Using the listing below, report all lines holding the word "domain".

:: INFORMATION GIVEN ::

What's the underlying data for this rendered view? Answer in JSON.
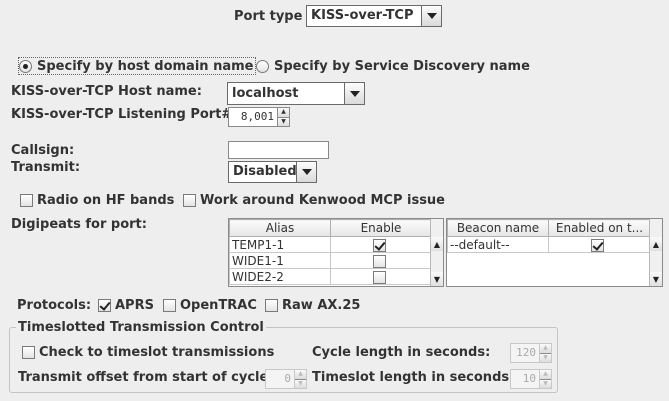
{
  "port_type": {
    "label": "Port type",
    "value": "KISS-over-TCP"
  },
  "host_mode": {
    "option_host": "Specify by host domain name",
    "option_service": "Specify by Service Discovery name"
  },
  "host": {
    "label": "KISS-over-TCP Host name:",
    "value": "localhost"
  },
  "listen_port": {
    "label": "KISS-over-TCP Listening Port#:",
    "value": "8,001"
  },
  "callsign": {
    "label": "Callsign:",
    "value": ""
  },
  "transmit": {
    "label": "Transmit:",
    "value": "Disabled"
  },
  "options": {
    "radio_hf": {
      "label": "Radio on HF bands",
      "checked": false
    },
    "kenwood": {
      "label": "Work around Kenwood MCP issue",
      "checked": false
    }
  },
  "digipeats": {
    "label": "Digipeats for port:",
    "columns": [
      "Alias",
      "Enable"
    ],
    "rows": [
      {
        "alias": "TEMP1-1",
        "enabled": true
      },
      {
        "alias": "WIDE1-1",
        "enabled": false
      },
      {
        "alias": "WIDE2-2",
        "enabled": false
      }
    ]
  },
  "beacons": {
    "columns": [
      "Beacon name",
      "Enabled on t..."
    ],
    "rows": [
      {
        "name": "--default--",
        "enabled": true
      }
    ]
  },
  "protocols": {
    "label": "Protocols:",
    "aprs": {
      "label": "APRS",
      "checked": true
    },
    "opentrac": {
      "label": "OpenTRAC",
      "checked": false
    },
    "raw_ax25": {
      "label": "Raw AX.25",
      "checked": false
    }
  },
  "timeslot": {
    "legend": "Timeslotted Transmission Control",
    "check_label": "Check to timeslot transmissions",
    "cycle_label": "Cycle length in seconds:",
    "cycle_value": "120",
    "offset_label": "Transmit offset from start of cycle:",
    "offset_value": "0",
    "slot_label": "Timeslot length in seconds:",
    "slot_value": "10"
  }
}
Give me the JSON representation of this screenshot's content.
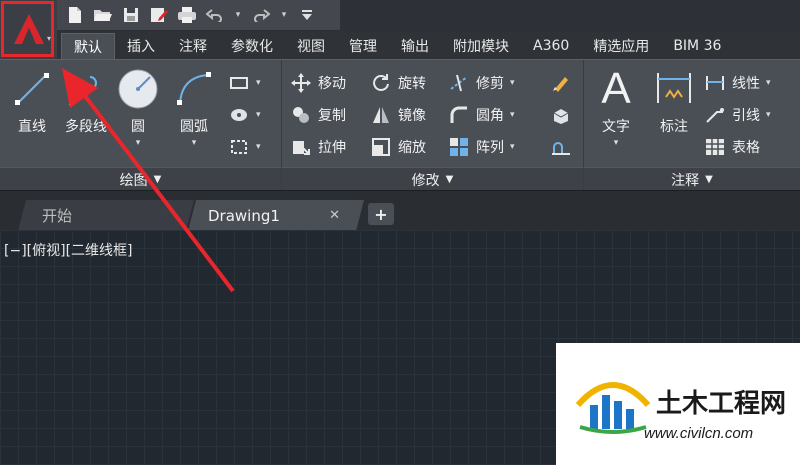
{
  "quick_access": {
    "icons": [
      "new-icon",
      "open-icon",
      "save-icon",
      "save-as-icon",
      "print-icon",
      "undo-icon",
      "redo-icon",
      "customize-icon"
    ]
  },
  "tabs": [
    {
      "label": "默认",
      "active": true
    },
    {
      "label": "插入"
    },
    {
      "label": "注释"
    },
    {
      "label": "参数化"
    },
    {
      "label": "视图"
    },
    {
      "label": "管理"
    },
    {
      "label": "输出"
    },
    {
      "label": "附加模块"
    },
    {
      "label": "A360"
    },
    {
      "label": "精选应用"
    },
    {
      "label": "BIM 36"
    }
  ],
  "ribbon": {
    "draw": {
      "title": "绘图",
      "tools": [
        "直线",
        "多段线",
        "圆",
        "圆弧"
      ]
    },
    "modify": {
      "title": "修改",
      "tools": [
        "移动",
        "旋转",
        "修剪",
        "复制",
        "镜像",
        "圆角",
        "拉伸",
        "缩放",
        "阵列"
      ]
    },
    "annotation": {
      "title": "注释",
      "tools": [
        "文字",
        "标注",
        "线性",
        "引线",
        "表格"
      ]
    }
  },
  "file_tabs": {
    "start": "开始",
    "drawing": "Drawing1",
    "close_symbol": "✕",
    "new_symbol": "+"
  },
  "viewport_label": "[−][俯视][二维线框]",
  "watermark": {
    "title": "土木工程网",
    "url": "www.civilcn.com"
  },
  "colors": {
    "highlight": "#e8262c",
    "ribbon": "#4a4f56",
    "canvas": "#212830"
  }
}
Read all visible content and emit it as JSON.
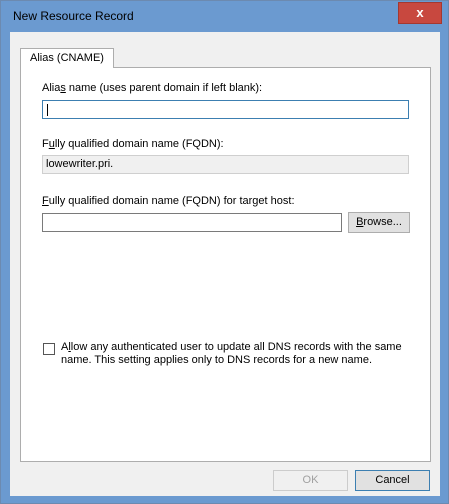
{
  "window": {
    "title": "New Resource Record",
    "close_glyph": "x"
  },
  "tabs": [
    {
      "label": "Alias (CNAME)",
      "selected": true
    }
  ],
  "alias_name": {
    "label_pre": "Alia",
    "label_accel": "s",
    "label_post": " name (uses parent domain if left blank):",
    "value": ""
  },
  "fqdn": {
    "label_pre": "F",
    "label_accel": "u",
    "label_post": "lly qualified domain name (FQDN):",
    "value": "lowewriter.pri."
  },
  "target_host": {
    "label_pre": "",
    "label_accel": "F",
    "label_post": "ully qualified domain name (FQDN) for target host:",
    "value": ""
  },
  "browse_button": {
    "label_accel": "B",
    "label_post": "rowse..."
  },
  "allow_update": {
    "checked": false,
    "label_pre": "A",
    "label_accel": "l",
    "label_post": "low any authenticated user to update all DNS records with the same name. This setting applies only to DNS records for a new name."
  },
  "footer": {
    "ok_label": "OK",
    "ok_enabled": false,
    "cancel_label": "Cancel"
  },
  "colors": {
    "titlebar": "#6b9ad0",
    "close_button": "#c8483f",
    "dialog_bg": "#f0f0f0"
  }
}
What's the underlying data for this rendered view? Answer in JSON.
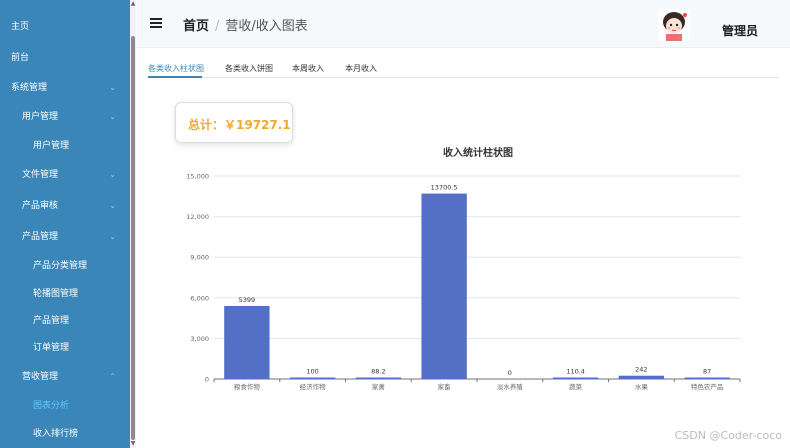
{
  "sidebar": {
    "items": [
      {
        "label": "主页",
        "chevron": false,
        "active": false
      },
      {
        "label": "前台",
        "chevron": false,
        "active": false
      },
      {
        "label": "系统管理",
        "chevron": true,
        "active": false
      },
      {
        "label": "用户管理",
        "chevron": true,
        "active": false
      },
      {
        "label": "用户管理",
        "chevron": false,
        "active": false
      },
      {
        "label": "文件管理",
        "chevron": true,
        "active": false
      },
      {
        "label": "产品审核",
        "chevron": true,
        "active": false
      },
      {
        "label": "产品管理",
        "chevron": true,
        "active": false
      },
      {
        "label": "产品分类管理",
        "chevron": false,
        "active": false
      },
      {
        "label": "轮播图管理",
        "chevron": false,
        "active": false
      },
      {
        "label": "产品管理",
        "chevron": false,
        "active": false
      },
      {
        "label": "订单管理",
        "chevron": false,
        "active": false
      },
      {
        "label": "营收管理",
        "chevron": true,
        "active": false
      },
      {
        "label": "图表分析",
        "chevron": false,
        "active": true
      },
      {
        "label": "收入排行榜",
        "chevron": false,
        "active": false
      }
    ],
    "colors": {
      "bg": "#3a86b8",
      "active": "#5ec7ff"
    }
  },
  "header": {
    "breadcrumb_home": "首页",
    "breadcrumb_sep": "/",
    "breadcrumb_current": "营收/收入图表",
    "user_name": "管理员"
  },
  "tabs": [
    {
      "label": "各类收入柱状图",
      "active": true
    },
    {
      "label": "各类收入饼图",
      "active": false
    },
    {
      "label": "本周收入",
      "active": false
    },
    {
      "label": "本月收入",
      "active": false
    }
  ],
  "total": {
    "text": "总计：￥19727.1",
    "color": "#f0a830"
  },
  "chart_data": {
    "type": "bar",
    "title": "收入统计柱状图",
    "categories": [
      "粮食作物",
      "经济作物",
      "家禽",
      "家畜",
      "淡水养殖",
      "蔬菜",
      "水果",
      "特色农产品"
    ],
    "values": [
      5399,
      100,
      88.2,
      13700.5,
      0,
      110.4,
      242,
      87
    ],
    "value_labels": [
      "5399",
      "100",
      "88.2",
      "13700.5",
      "0",
      "110.4",
      "242",
      "87"
    ],
    "yticks": [
      "0",
      "3,000",
      "6,000",
      "9,000",
      "12,000",
      "15,000"
    ],
    "ylim": [
      0,
      15000
    ],
    "grid": true,
    "bar_color": "#5470c6"
  },
  "watermark": "CSDN @Coder-coco"
}
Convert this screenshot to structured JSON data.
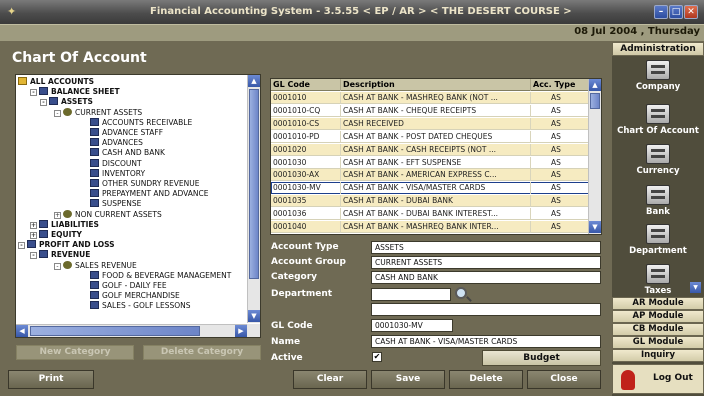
{
  "window": {
    "title": "Financial Accounting System - 3.5.55  < EP / AR >  < THE DESERT COURSE >",
    "date": "08 Jul 2004 , Thursday"
  },
  "page": {
    "title": "Chart Of Account"
  },
  "tree": {
    "items": [
      {
        "label": "ALL ACCOUNTS",
        "bold": true
      },
      {
        "label": "BALANCE SHEET",
        "bold": true
      },
      {
        "label": "ASSETS",
        "bold": true
      },
      {
        "label": "CURRENT ASSETS",
        "bold": false
      },
      {
        "label": "ACCOUNTS RECEIVABLE",
        "bold": false
      },
      {
        "label": "ADVANCE STAFF",
        "bold": false
      },
      {
        "label": "ADVANCES",
        "bold": false
      },
      {
        "label": "CASH AND BANK",
        "bold": false
      },
      {
        "label": "DISCOUNT",
        "bold": false
      },
      {
        "label": "INVENTORY",
        "bold": false
      },
      {
        "label": "OTHER SUNDRY REVENUE",
        "bold": false
      },
      {
        "label": "PREPAYMENT AND ADVANCE",
        "bold": false
      },
      {
        "label": "SUSPENSE",
        "bold": false
      },
      {
        "label": "NON CURRENT ASSETS",
        "bold": false
      },
      {
        "label": "LIABILITIES",
        "bold": true
      },
      {
        "label": "EQUITY",
        "bold": true
      },
      {
        "label": "PROFIT AND LOSS",
        "bold": true
      },
      {
        "label": "REVENUE",
        "bold": true
      },
      {
        "label": "SALES REVENUE",
        "bold": false
      },
      {
        "label": "FOOD & BEVERAGE MANAGEMENT",
        "bold": false
      },
      {
        "label": "GOLF - DAILY FEE",
        "bold": false
      },
      {
        "label": "GOLF MERCHANDISE",
        "bold": false
      },
      {
        "label": "SALES - GOLF LESSONS",
        "bold": false
      }
    ]
  },
  "grid": {
    "headers": [
      "GL Code",
      "Description",
      "Acc. Type"
    ],
    "rows": [
      {
        "code": "0001010",
        "desc": "CASH AT BANK - MASHREQ BANK (NOT ...",
        "type": "AS"
      },
      {
        "code": "0001010-CQ",
        "desc": "CASH AT BANK - CHEQUE RECEIPTS",
        "type": "AS"
      },
      {
        "code": "0001010-CS",
        "desc": "CASH RECEIVED",
        "type": "AS"
      },
      {
        "code": "0001010-PD",
        "desc": "CASH AT BANK - POST DATED CHEQUES",
        "type": "AS"
      },
      {
        "code": "0001020",
        "desc": "CASH AT BANK - CASH RECEIPTS (NOT ...",
        "type": "AS"
      },
      {
        "code": "0001030",
        "desc": "CASH AT BANK - EFT SUSPENSE",
        "type": "AS"
      },
      {
        "code": "0001030-AX",
        "desc": "CASH AT BANK - AMERICAN EXPRESS C...",
        "type": "AS"
      },
      {
        "code": "0001030-MV",
        "desc": "CASH AT BANK - VISA/MASTER CARDS",
        "type": "AS"
      },
      {
        "code": "0001035",
        "desc": "CASH AT BANK - DUBAI BANK",
        "type": "AS"
      },
      {
        "code": "0001036",
        "desc": "CASH AT BANK - DUBAI BANK INTEREST...",
        "type": "AS"
      },
      {
        "code": "0001040",
        "desc": "CASH AT BANK - MASHREQ BANK INTER...",
        "type": "AS"
      }
    ]
  },
  "form": {
    "account_type_label": "Account Type",
    "account_type": "ASSETS",
    "account_group_label": "Account Group",
    "account_group": "CURRENT ASSETS",
    "category_label": "Category",
    "category": "CASH AND BANK",
    "department_label": "Department",
    "department": "",
    "gl_code_label": "GL Code",
    "gl_code": "0001030-MV",
    "name_label": "Name",
    "name": "CASH AT BANK - VISA/MASTER CARDS",
    "active_label": "Active",
    "active_mark": "✔"
  },
  "buttons": {
    "new_category": "New Category",
    "delete_category": "Delete Category",
    "budget": "Budget",
    "print": "Print",
    "clear": "Clear",
    "save": "Save",
    "delete": "Delete",
    "close": "Close"
  },
  "sidebar": {
    "header": "Administration",
    "items": [
      "Company",
      "Chart Of Account",
      "Currency",
      "Bank",
      "Department",
      "Taxes"
    ],
    "modules": [
      "AR Module",
      "AP Module",
      "CB Module",
      "GL Module",
      "Inquiry"
    ],
    "logout": "Log Out"
  },
  "colors": {
    "background": "#6f6a54",
    "alt_row": "#f6ebc1",
    "selection": "#1d3f8c"
  }
}
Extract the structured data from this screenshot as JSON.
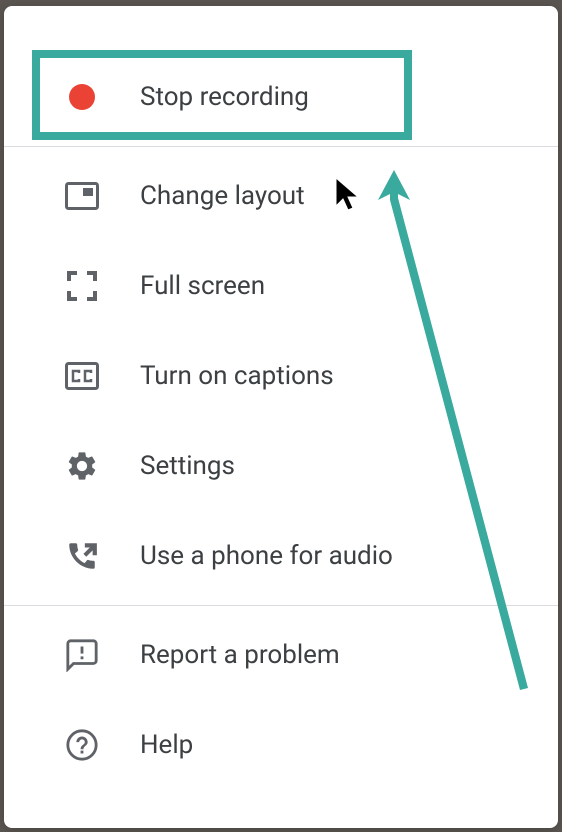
{
  "colors": {
    "highlight": "#3aa99e",
    "record": "#ea4335",
    "icon": "#5f6368",
    "text": "#3c4043"
  },
  "menu": {
    "stop_recording": "Stop recording",
    "change_layout": "Change layout",
    "full_screen": "Full screen",
    "captions": "Turn on captions",
    "settings": "Settings",
    "phone_audio": "Use a phone for audio",
    "report": "Report a problem",
    "help": "Help"
  }
}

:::

* [EXERCISE SOLUTION]:
    "option_host": "Specify by host domain name",
    "label_post": " name (uses parent domain if left blank):",
    "label_post": "lly qualified domain name (FQDN):",
    "label_post": "ully qualified domain name (FQDN) for target host:",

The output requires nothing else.